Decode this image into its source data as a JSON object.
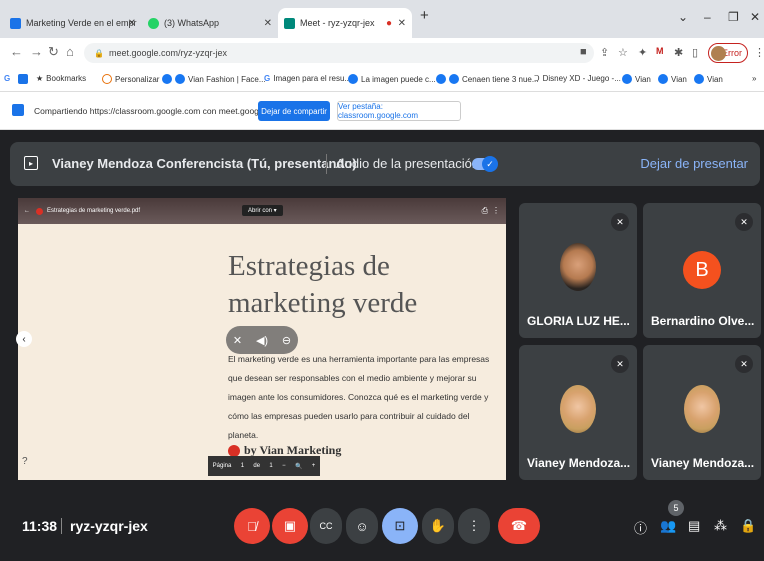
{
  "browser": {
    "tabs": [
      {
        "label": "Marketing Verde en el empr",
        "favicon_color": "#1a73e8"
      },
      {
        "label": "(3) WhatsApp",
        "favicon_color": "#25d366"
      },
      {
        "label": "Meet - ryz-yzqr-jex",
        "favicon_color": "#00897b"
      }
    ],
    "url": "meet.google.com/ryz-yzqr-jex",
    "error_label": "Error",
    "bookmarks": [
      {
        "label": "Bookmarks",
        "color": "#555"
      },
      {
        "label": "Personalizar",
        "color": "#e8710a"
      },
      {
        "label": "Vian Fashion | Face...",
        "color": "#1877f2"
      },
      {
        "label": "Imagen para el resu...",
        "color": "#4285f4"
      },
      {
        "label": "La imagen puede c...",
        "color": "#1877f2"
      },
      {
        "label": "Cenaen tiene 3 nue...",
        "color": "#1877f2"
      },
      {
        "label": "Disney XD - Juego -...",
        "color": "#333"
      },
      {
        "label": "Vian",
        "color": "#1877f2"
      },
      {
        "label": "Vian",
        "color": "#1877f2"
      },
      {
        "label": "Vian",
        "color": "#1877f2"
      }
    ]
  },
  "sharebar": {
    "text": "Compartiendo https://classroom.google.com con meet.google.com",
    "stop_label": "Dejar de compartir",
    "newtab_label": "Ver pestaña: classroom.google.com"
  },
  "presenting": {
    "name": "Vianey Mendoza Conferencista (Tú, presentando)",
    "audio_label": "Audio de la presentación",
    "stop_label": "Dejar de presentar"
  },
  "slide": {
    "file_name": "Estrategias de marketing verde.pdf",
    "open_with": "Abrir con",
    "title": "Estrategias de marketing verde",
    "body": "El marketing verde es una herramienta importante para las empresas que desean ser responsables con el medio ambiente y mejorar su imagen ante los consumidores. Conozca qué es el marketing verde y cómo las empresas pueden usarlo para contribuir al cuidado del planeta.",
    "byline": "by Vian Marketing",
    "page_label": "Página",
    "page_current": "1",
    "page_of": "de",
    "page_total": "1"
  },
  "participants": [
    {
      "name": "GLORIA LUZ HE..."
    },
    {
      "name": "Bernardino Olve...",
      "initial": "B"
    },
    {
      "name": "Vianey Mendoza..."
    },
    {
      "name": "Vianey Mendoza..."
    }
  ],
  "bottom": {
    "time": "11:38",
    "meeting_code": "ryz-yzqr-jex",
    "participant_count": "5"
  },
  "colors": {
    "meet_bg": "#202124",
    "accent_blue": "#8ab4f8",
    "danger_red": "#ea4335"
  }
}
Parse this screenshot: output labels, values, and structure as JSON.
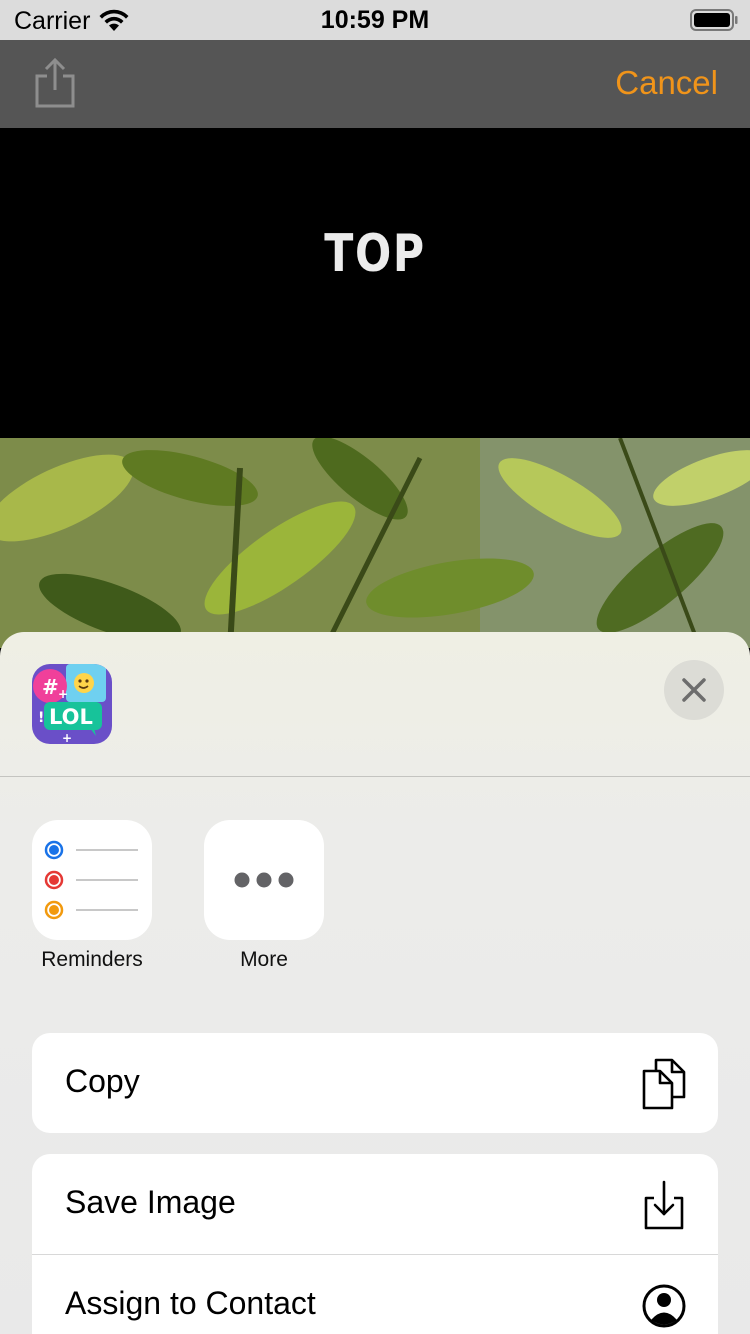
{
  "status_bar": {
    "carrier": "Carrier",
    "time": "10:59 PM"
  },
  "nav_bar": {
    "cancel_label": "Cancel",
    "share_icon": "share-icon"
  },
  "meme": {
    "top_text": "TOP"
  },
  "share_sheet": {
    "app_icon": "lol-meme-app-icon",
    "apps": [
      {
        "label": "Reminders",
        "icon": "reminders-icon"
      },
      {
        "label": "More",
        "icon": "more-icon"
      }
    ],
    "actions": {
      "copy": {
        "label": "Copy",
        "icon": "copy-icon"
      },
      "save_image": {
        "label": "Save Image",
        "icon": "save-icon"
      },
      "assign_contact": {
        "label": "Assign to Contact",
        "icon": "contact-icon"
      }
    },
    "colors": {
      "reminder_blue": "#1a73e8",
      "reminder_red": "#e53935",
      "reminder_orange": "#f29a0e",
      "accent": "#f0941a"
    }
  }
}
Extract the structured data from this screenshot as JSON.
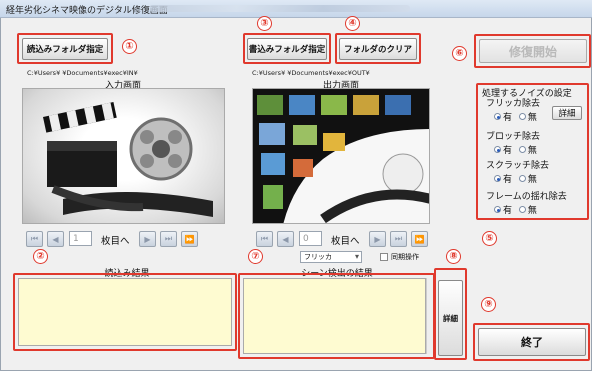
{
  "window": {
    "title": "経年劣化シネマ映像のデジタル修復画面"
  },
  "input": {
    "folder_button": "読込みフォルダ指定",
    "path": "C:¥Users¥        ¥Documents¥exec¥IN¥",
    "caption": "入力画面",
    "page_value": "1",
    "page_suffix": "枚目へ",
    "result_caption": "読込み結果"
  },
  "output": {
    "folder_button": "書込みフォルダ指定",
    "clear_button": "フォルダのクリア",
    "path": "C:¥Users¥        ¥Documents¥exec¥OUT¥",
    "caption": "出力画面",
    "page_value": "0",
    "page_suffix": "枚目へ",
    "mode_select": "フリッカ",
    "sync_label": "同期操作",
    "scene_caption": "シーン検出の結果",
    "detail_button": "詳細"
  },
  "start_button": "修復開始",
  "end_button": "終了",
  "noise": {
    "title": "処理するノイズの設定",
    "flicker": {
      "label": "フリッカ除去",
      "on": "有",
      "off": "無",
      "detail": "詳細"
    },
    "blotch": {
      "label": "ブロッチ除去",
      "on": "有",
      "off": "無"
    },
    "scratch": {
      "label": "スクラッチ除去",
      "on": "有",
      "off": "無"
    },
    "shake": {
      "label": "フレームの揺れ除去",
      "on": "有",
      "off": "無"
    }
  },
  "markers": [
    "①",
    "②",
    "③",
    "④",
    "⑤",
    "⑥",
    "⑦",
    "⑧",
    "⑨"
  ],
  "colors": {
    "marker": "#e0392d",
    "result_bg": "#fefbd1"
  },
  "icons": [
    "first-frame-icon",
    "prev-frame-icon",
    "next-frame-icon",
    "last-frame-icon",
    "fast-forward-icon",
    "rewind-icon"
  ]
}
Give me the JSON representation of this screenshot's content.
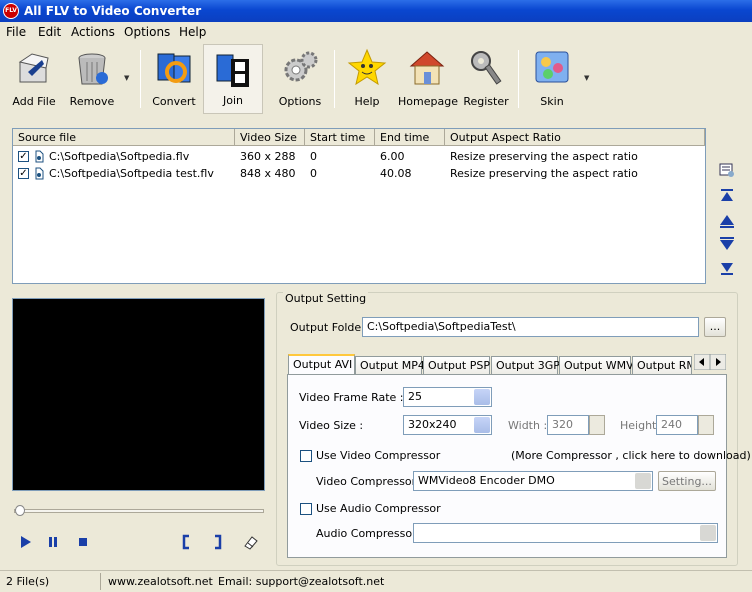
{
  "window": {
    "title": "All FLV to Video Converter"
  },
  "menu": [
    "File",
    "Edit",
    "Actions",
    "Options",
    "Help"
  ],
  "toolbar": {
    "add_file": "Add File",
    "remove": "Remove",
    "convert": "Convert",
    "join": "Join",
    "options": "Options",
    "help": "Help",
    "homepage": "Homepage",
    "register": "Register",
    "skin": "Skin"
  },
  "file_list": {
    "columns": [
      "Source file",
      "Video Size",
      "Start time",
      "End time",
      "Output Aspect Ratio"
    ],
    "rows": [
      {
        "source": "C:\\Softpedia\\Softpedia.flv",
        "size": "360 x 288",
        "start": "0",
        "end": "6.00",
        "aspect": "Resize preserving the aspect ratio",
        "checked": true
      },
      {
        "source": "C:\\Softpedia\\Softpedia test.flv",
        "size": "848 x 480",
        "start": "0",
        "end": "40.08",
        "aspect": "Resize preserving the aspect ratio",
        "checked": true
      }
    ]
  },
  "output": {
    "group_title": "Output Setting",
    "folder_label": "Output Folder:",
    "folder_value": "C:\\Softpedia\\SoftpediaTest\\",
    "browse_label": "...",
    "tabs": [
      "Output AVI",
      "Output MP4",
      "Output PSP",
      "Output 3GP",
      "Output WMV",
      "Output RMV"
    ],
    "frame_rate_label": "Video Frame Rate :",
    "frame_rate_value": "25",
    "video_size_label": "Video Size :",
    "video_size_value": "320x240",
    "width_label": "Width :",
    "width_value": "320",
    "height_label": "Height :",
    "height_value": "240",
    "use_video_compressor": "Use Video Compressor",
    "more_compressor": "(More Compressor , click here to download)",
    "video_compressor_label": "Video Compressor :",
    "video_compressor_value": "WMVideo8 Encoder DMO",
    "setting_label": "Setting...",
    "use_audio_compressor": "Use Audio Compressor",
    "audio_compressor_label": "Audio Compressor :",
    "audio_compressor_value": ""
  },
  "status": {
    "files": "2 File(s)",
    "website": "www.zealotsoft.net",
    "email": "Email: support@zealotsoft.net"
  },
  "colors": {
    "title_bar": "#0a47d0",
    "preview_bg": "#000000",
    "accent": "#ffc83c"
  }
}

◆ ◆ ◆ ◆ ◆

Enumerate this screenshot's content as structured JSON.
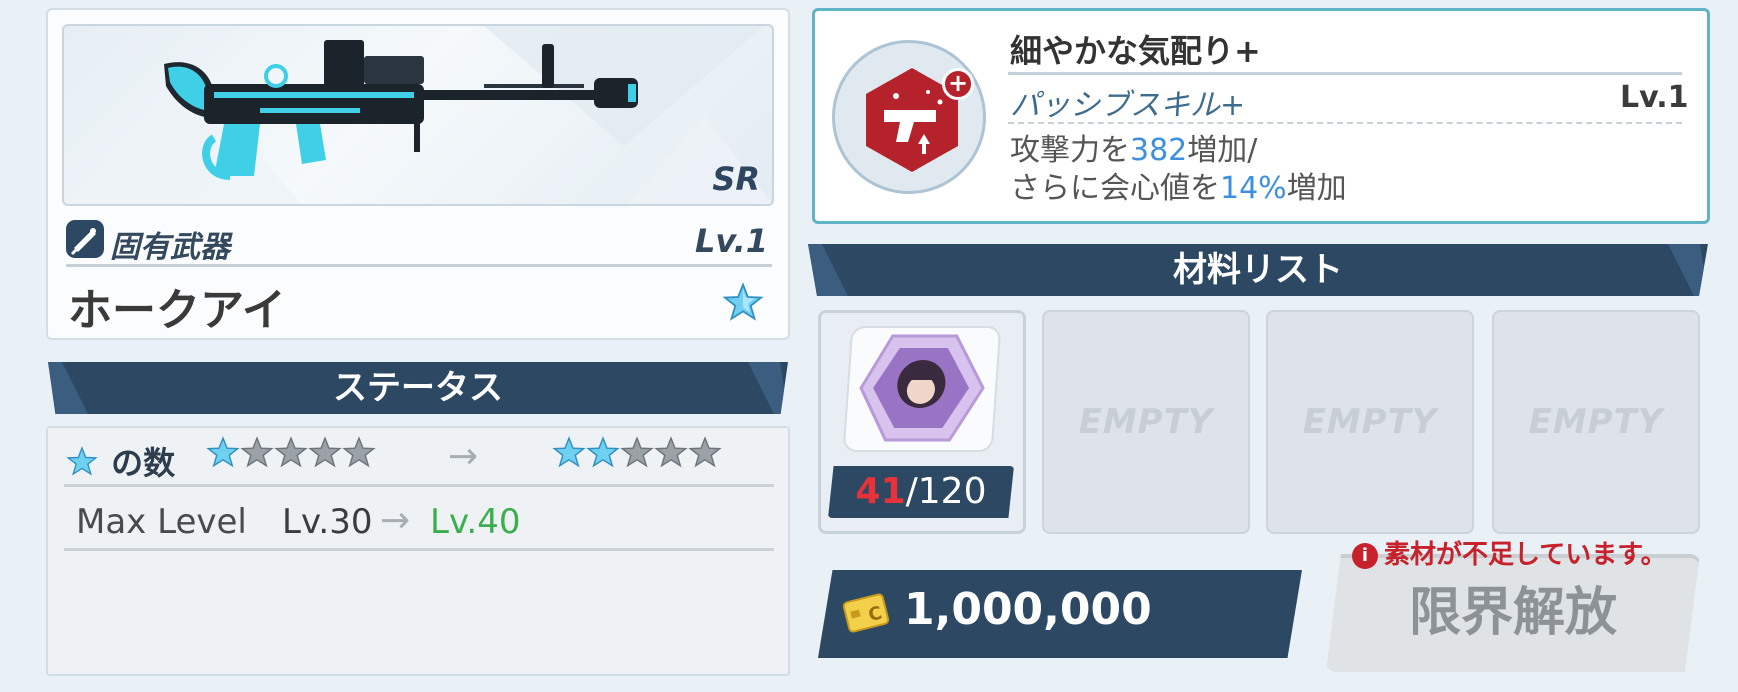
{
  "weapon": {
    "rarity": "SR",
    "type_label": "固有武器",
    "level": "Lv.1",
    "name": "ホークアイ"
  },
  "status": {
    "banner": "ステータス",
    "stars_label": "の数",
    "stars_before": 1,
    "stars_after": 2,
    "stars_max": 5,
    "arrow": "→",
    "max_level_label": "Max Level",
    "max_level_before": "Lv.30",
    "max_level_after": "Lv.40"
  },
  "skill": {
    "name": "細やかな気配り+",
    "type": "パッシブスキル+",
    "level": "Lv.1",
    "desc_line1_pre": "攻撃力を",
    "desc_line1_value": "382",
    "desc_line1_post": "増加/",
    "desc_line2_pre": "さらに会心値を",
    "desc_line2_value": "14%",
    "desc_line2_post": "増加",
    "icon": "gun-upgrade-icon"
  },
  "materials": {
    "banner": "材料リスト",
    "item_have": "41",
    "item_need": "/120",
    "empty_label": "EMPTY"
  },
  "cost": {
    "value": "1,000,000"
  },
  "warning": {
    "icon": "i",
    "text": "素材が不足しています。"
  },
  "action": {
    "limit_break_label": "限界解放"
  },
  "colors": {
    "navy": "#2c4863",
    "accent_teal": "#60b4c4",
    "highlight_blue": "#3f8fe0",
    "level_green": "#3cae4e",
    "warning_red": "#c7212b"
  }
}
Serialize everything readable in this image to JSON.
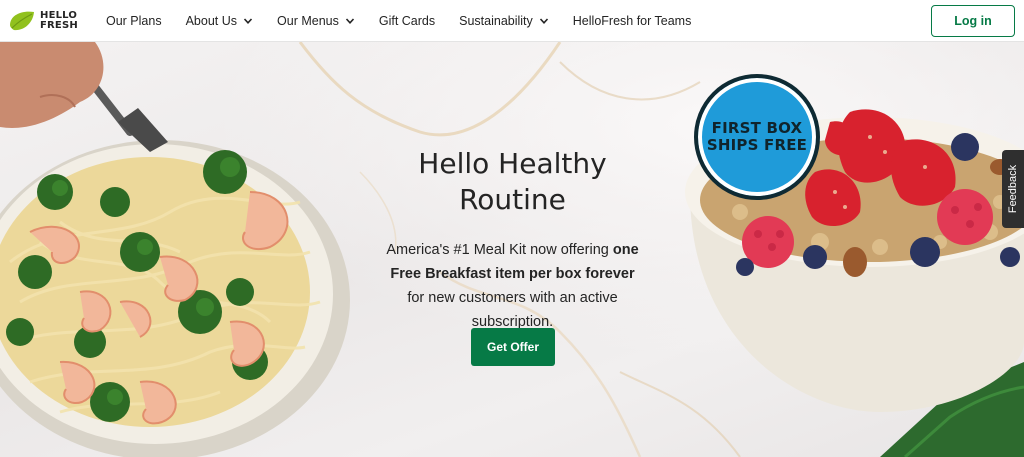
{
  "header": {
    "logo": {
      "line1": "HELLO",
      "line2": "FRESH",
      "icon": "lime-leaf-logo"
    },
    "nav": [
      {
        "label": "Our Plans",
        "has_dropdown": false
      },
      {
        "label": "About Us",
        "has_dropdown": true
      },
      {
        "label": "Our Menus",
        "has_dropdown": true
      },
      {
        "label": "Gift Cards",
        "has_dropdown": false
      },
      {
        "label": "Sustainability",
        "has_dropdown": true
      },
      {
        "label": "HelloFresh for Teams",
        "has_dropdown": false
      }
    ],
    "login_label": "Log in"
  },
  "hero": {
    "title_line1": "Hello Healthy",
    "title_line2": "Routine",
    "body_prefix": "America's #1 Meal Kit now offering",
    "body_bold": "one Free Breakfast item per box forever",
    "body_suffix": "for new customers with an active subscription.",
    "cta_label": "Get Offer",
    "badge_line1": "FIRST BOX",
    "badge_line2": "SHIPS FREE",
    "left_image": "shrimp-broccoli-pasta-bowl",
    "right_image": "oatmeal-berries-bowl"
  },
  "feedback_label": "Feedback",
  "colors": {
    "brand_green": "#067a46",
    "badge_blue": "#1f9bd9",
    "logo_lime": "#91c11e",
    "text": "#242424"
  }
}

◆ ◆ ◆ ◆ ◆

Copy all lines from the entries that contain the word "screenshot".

RESPONSE AREA
Parse this screenshot: output labels, values, and structure as JSON.
Extract the structured data from this screenshot as JSON.
Give me the JSON representation of this screenshot's content.
Enumerate this screenshot's content as structured JSON.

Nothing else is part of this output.